The Lake Harmony Association contacted Clean-Flo as an alternative to dredging, but the Clean-Flo process has many more benefits than just sediment or muck reduction. Whereas dredging is a one-time event and temporary fix, the Clean-Flo program system and bioaugmentation continues to improve the Lake year-after-year. A secondary benefit of muck reduction is that the lake’s bottom composition hardens over time. As organic matter is removed, the bottom consists of increasingly higher proportions of inorganic (sand, silt, clay) sediment. Below is the side by side comparison of Lake Harmony’s bottom hardness before and after Clean-Flo’s program began. In these maps, yellow refers to soft bottom, the orange refers to medium bottom, and the red refers to hard bottom. Another way to think about it, the darker the better.
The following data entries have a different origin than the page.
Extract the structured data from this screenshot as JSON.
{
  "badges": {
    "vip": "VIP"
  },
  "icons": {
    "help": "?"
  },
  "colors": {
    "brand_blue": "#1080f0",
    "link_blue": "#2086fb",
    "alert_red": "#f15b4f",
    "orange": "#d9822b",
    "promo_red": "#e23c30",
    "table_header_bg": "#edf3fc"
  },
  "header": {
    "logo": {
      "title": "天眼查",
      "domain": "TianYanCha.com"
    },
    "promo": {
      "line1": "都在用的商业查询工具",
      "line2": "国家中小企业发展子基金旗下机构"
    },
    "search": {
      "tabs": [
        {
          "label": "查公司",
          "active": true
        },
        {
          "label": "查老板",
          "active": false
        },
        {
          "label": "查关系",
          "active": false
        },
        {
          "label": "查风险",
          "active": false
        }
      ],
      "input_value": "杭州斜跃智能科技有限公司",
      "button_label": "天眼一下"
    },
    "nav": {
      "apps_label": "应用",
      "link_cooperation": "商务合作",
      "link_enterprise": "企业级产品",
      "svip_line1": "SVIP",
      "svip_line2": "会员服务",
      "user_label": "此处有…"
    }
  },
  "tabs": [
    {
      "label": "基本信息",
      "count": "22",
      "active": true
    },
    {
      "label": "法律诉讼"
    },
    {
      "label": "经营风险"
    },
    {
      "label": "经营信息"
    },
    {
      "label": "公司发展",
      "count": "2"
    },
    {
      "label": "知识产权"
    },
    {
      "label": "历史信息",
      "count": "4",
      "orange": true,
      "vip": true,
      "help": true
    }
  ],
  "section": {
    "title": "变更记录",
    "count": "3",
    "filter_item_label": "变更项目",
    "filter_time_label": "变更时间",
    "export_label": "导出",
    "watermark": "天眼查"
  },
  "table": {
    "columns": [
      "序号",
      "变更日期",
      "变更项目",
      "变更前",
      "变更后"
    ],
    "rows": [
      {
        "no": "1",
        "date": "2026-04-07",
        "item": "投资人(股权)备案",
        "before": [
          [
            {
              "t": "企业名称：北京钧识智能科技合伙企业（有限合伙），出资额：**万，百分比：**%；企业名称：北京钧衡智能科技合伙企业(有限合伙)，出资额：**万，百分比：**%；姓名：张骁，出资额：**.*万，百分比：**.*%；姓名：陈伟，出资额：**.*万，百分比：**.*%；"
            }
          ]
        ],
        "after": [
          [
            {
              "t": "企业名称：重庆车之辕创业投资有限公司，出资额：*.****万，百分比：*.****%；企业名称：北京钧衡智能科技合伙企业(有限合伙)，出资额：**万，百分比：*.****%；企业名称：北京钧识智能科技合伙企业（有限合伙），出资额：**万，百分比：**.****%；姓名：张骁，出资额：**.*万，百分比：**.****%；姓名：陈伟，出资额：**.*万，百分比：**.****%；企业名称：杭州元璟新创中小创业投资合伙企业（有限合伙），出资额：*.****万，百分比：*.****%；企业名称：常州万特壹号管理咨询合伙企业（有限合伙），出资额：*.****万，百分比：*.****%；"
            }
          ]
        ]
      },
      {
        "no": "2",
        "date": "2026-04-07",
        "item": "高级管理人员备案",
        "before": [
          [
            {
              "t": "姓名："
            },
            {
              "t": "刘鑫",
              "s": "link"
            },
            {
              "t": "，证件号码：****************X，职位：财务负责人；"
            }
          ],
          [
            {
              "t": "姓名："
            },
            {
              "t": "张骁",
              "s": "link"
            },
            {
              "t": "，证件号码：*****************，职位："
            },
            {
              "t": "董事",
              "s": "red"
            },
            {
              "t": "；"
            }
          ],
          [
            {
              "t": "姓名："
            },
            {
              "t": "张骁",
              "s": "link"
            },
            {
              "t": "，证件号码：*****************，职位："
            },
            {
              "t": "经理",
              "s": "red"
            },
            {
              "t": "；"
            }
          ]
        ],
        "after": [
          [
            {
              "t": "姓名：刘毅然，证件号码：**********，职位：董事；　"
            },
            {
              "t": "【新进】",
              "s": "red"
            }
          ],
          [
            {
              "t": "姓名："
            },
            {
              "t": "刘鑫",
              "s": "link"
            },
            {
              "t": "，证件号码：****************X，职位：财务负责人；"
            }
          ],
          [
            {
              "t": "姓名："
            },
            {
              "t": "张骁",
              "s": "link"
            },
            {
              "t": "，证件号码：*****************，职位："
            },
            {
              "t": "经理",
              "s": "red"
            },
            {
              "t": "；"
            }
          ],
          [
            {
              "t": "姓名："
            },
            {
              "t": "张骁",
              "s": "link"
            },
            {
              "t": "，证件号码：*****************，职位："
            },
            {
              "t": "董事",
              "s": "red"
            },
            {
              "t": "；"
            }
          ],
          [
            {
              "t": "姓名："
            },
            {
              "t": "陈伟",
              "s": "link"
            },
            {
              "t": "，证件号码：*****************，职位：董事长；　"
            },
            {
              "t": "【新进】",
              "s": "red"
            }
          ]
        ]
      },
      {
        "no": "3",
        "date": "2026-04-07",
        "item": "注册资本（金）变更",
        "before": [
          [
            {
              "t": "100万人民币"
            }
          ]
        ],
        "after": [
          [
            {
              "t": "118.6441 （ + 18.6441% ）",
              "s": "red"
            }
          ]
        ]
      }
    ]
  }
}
After the first four months of operation, the area consisting of soft bottom decreased by 36%, medium bottom decreased 4%, and hard bottom increased by 35%.
Clean-Flo changes the biological processes on the bottom from anaerobic to aerobic, and this creates a plethora of side benefits. Algae growth is reduced. Water clarity goes up. Delighting fishermen, the fish get healthier and bigger.
After being contacted by the Lake Harmony Association to address sediment accumulation, Clean-Flo performed a preliminary scan of the lake to assess depth, volume, and bottom composition. Samples were also taken to evaluate the organic proportion of bottom sediment. Clean-Flo thereafter installed an inversion oxygenation system and began a bioaugmentation program to address the issues. The system was started and program began on June 16th of 2018. A second scan of the lake bottom was conducted on October 9th of the same year. The second scan showed that Clean-Flo reduced the muck in Lake Harmony by 29.9 acre-feet, or 48,239 cubic yards, in the first four months of service. To put this in perspective, a tri-axle dump truck holds approximately 20 yards of topsoil. That equates to 2,412 dump trucks removing muck from the lake. Not only was the primary issue been dramatically improved, but the overall ecosystem of the lake was also in a much healthier state, and continues to improve. Algae reduction, increasing water quality and clarity, and better fishing are just a few examples of how. We sincerely hope the residents and visitors of Lake Harmony enjoy the healthy lake for many years to come. If you are interested in reading more stories such as this one click here and if your body of water needs help contact us here!